[GIVEN ENTRIES Boundary: Start]
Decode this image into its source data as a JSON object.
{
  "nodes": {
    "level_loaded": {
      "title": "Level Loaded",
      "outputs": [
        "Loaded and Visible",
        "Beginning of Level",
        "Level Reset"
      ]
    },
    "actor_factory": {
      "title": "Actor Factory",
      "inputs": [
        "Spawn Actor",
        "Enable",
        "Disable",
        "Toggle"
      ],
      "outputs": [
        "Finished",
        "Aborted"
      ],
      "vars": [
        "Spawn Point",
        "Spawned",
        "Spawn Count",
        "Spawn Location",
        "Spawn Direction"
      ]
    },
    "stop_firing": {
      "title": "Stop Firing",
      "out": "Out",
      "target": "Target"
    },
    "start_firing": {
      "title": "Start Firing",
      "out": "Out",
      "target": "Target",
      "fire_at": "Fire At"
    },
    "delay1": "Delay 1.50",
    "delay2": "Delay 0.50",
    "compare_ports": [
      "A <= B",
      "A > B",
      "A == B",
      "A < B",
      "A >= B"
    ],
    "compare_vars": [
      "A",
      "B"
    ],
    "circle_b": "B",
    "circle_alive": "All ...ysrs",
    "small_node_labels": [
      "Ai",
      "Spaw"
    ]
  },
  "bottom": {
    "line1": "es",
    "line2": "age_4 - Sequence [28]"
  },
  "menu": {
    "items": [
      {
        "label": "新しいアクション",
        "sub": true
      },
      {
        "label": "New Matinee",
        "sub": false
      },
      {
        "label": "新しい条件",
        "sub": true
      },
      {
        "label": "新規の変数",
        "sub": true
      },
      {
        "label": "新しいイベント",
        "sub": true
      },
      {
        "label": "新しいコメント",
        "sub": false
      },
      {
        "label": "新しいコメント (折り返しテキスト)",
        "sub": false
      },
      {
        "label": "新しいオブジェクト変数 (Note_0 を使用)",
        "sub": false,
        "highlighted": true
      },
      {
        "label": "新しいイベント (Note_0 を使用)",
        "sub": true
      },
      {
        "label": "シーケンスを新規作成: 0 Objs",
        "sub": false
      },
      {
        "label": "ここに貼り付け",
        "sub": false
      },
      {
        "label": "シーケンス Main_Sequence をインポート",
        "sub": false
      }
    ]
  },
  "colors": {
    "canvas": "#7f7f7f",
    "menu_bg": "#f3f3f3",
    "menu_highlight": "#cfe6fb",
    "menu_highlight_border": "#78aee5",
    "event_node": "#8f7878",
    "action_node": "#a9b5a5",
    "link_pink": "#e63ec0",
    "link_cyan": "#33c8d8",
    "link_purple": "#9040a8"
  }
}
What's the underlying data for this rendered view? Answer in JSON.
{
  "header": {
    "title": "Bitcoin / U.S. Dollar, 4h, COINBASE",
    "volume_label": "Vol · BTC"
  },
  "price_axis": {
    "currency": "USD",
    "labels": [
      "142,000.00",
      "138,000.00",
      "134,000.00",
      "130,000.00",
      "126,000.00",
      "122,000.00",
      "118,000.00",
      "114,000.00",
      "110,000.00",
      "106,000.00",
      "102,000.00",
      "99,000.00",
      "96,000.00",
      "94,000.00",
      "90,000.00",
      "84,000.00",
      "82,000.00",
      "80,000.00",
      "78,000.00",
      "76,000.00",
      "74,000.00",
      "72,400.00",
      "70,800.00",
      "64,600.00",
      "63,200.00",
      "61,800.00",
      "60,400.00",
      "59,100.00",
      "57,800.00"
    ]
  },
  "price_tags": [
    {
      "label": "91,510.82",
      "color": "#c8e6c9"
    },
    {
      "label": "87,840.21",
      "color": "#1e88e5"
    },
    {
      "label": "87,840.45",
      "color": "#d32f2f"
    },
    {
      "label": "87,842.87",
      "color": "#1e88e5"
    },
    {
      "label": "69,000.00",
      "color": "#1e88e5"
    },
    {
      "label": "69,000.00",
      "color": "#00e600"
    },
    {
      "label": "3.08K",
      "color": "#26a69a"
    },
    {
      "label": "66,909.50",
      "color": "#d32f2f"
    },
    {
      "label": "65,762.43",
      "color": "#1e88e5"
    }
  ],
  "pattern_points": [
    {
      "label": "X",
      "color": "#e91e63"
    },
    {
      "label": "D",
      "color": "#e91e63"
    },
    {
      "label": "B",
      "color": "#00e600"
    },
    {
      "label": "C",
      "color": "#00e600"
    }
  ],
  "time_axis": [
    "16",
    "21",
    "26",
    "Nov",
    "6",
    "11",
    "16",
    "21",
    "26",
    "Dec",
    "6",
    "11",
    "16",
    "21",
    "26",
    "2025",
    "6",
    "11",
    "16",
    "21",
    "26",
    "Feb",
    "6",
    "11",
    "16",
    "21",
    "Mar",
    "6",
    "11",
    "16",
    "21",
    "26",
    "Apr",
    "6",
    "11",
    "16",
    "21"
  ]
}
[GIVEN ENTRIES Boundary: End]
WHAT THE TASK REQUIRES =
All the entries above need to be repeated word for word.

RESPONSE TO THE TASK =
Decode this image into its source data as a JSON object.
{
  "nodes": {
    "level_loaded": {
      "title": "Level Loaded",
      "outputs": [
        "Loaded and Visible",
        "Beginning of Level",
        "Level Reset"
      ]
    },
    "actor_factory": {
      "title": "Actor Factory",
      "inputs": [
        "Spawn Actor",
        "Enable",
        "Disable",
        "Toggle"
      ],
      "outputs": [
        "Finished",
        "Aborted"
      ],
      "vars": [
        "Spawn Point",
        "Spawned",
        "Spawn Count",
        "Spawn Location",
        "Spawn Direction"
      ]
    },
    "stop_firing": {
      "title": "Stop Firing",
      "out": "Out",
      "target": "Target"
    },
    "start_firing": {
      "title": "Start Firing",
      "out": "Out",
      "target": "Target",
      "fire_at": "Fire At"
    },
    "delay1": "Delay 1.50",
    "delay2": "Delay 0.50",
    "compare_ports": [
      "A <= B",
      "A > B",
      "A == B",
      "A < B",
      "A >= B"
    ],
    "compare_vars": [
      "A",
      "B"
    ],
    "circle_b": "B",
    "circle_alive": "All ...ysrs",
    "small_node_labels": [
      "Ai",
      "Spaw"
    ]
  },
  "bottom": {
    "line1": "es",
    "line2": "age_4 - Sequence [28]"
  },
  "menu": {
    "items": [
      {
        "label": "新しいアクション",
        "sub": true
      },
      {
        "label": "New Matinee",
        "sub": false
      },
      {
        "label": "新しい条件",
        "sub": true
      },
      {
        "label": "新規の変数",
        "sub": true
      },
      {
        "label": "新しいイベント",
        "sub": true
      },
      {
        "label": "新しいコメント",
        "sub": false
      },
      {
        "label": "新しいコメント (折り返しテキスト)",
        "sub": false
      },
      {
        "label": "新しいオブジェクト変数 (Note_0 を使用)",
        "sub": false,
        "highlighted": true
      },
      {
        "label": "新しいイベント (Note_0 を使用)",
        "sub": true
      },
      {
        "label": "シーケンスを新規作成: 0 Objs",
        "sub": false
      },
      {
        "label": "ここに貼り付け",
        "sub": false
      },
      {
        "label": "シーケンス Main_Sequence をインポート",
        "sub": false
      }
    ]
  },
  "colors": {
    "canvas": "#7f7f7f",
    "menu_bg": "#f3f3f3",
    "menu_highlight": "#cfe6fb",
    "menu_highlight_border": "#78aee5",
    "event_node": "#8f7878",
    "action_node": "#a9b5a5",
    "link_pink": "#e63ec0",
    "link_cyan": "#33c8d8",
    "link_purple": "#9040a8"
  }
}
What's the underlying data for this rendered view? Answer in JSON.
{
  "header": {
    "title": "Bitcoin / U.S. Dollar, 4h, COINBASE",
    "volume_label": "Vol · BTC"
  },
  "price_axis": {
    "currency": "USD",
    "labels": [
      "142,000.00",
      "138,000.00",
      "134,000.00",
      "130,000.00",
      "126,000.00",
      "122,000.00",
      "118,000.00",
      "114,000.00",
      "110,000.00",
      "106,000.00",
      "102,000.00",
      "99,000.00",
      "96,000.00",
      "94,000.00",
      "90,000.00",
      "84,000.00",
      "82,000.00",
      "80,000.00",
      "78,000.00",
      "76,000.00",
      "74,000.00",
      "72,400.00",
      "70,800.00",
      "64,600.00",
      "63,200.00",
      "61,800.00",
      "60,400.00",
      "59,100.00",
      "57,800.00"
    ]
  },
  "price_tags": [
    {
      "label": "91,510.82",
      "color": "#c8e6c9"
    },
    {
      "label": "87,840.21",
      "color": "#1e88e5"
    },
    {
      "label": "87,840.45",
      "color": "#d32f2f"
    },
    {
      "label": "87,842.87",
      "color": "#1e88e5"
    },
    {
      "label": "69,000.00",
      "color": "#1e88e5"
    },
    {
      "label": "69,000.00",
      "color": "#00e600"
    },
    {
      "label": "3.08K",
      "color": "#26a69a"
    },
    {
      "label": "66,909.50",
      "color": "#d32f2f"
    },
    {
      "label": "65,762.43",
      "color": "#1e88e5"
    }
  ],
  "pattern_points": [
    {
      "label": "X",
      "color": "#e91e63"
    },
    {
      "label": "D",
      "color": "#e91e63"
    },
    {
      "label": "B",
      "color": "#00e600"
    },
    {
      "label": "C",
      "color": "#00e600"
    }
  ],
  "time_axis": [
    "16",
    "21",
    "26",
    "Nov",
    "6",
    "11",
    "16",
    "21",
    "26",
    "Dec",
    "6",
    "11",
    "16",
    "21",
    "26",
    "2025",
    "6",
    "11",
    "16",
    "21",
    "26",
    "Feb",
    "6",
    "11",
    "16",
    "21",
    "Mar",
    "6",
    "11",
    "16",
    "21",
    "26",
    "Apr",
    "6",
    "11",
    "16",
    "21"
  ]
}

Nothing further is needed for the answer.